For the dessert course of my Renaissance “small dishes” party, I returned to a recipe I had already wrestled with in the past: Anna Wecker’s strawberry tart.
A tart of strawberries or gooseberries (Kreusel- oder Stichbeeren), whatever they be called
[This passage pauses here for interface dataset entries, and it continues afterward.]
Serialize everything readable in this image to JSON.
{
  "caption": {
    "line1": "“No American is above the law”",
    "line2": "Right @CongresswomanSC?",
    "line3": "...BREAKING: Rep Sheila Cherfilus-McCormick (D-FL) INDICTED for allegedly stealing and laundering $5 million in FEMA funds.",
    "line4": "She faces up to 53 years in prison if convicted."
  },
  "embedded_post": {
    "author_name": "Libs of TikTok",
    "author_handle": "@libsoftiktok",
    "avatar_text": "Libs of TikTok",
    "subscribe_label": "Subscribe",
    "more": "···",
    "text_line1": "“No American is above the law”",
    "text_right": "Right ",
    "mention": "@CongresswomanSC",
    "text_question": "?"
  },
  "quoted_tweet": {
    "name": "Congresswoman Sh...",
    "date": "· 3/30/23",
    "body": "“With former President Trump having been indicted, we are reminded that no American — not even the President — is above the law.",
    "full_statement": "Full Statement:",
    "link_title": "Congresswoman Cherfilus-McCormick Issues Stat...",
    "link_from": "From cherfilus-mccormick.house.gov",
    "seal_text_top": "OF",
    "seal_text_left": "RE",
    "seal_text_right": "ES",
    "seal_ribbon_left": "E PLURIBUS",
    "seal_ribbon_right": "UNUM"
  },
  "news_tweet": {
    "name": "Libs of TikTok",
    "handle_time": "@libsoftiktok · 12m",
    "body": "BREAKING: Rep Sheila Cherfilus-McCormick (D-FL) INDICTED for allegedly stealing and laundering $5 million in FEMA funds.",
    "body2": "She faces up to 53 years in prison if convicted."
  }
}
Take eggs, the yolks alone or all together as you wish, beat and whip them well, then take good thick cream that is sweet, stir in as much as there are eggs, add rosewater if you wish, grind of almonds what is right and pass it through (a cloth) with the cream, but in that case take a little more of the milk (cream) than of the eggs. Hold it over a bright fire, but far away, stir it diligently until it begins to thicken a little, but do not let it boil. Then the dish (pastry) should be ready, and it should not be too high, half as high as another tart is. Then pour the mix into it and place nice strawberries or gooseberries in it so that they are half in the mass and half sticking out, and strew it well with sugar so that you neither see the mass nor the berries. The strawberries should be washed in rosewater and not too ripe, for then they turn to mush immediately, but the gooseberries are fine and right when they are already yellow and clear. They need much sugar. Bake them well and give a lot of heat below, but not too much above so that they stay nicely white. It is enough quickly. If you bake them in an oven, lay a piece of paper on top.
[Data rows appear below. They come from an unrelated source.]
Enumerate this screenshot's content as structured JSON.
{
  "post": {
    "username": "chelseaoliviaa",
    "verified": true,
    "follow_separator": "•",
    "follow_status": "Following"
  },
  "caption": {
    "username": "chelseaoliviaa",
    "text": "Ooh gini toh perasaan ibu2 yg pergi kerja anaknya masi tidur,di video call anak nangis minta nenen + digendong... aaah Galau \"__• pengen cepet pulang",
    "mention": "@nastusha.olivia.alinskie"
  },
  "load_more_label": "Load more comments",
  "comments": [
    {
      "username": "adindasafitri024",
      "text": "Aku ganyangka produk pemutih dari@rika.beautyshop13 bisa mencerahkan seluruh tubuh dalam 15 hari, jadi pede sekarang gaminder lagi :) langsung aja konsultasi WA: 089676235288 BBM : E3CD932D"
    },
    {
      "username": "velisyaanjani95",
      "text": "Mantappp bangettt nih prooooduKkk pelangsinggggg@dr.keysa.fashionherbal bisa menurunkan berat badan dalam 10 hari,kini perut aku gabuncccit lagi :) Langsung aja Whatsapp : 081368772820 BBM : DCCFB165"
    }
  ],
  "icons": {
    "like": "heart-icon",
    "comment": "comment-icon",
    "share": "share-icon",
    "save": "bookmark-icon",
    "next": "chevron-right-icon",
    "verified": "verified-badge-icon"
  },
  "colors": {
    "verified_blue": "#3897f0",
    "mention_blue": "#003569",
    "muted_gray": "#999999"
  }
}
The combination of fresh fruit and a creamy custard base sounds wonderful, and this time, I had been able to gather a small amount of forest strawberries. Earlier attempts with modern strawberries had failed because of an excess of moisture, so I hoped the smaller, denser fruit would produce a more palatable result. They did.
I prepared an almost liquid custard from cream and egg yolks with a dash of rosewater and filled it into small tartlets. Since this was intended as proof of concept, I opted for storebought puff pastry to save time, but I am convinced this would work equally well with a butter-based crust. Since I did not have enough forest strawberries to fill all tartlets, I added redcurrants to the rest. That also worked very well.
The result in both cases was more eggy and richer than I expected, with the fruit providing aroma rather than any freshness. It was still excellent, but very much unlike Erdbeerkuchen.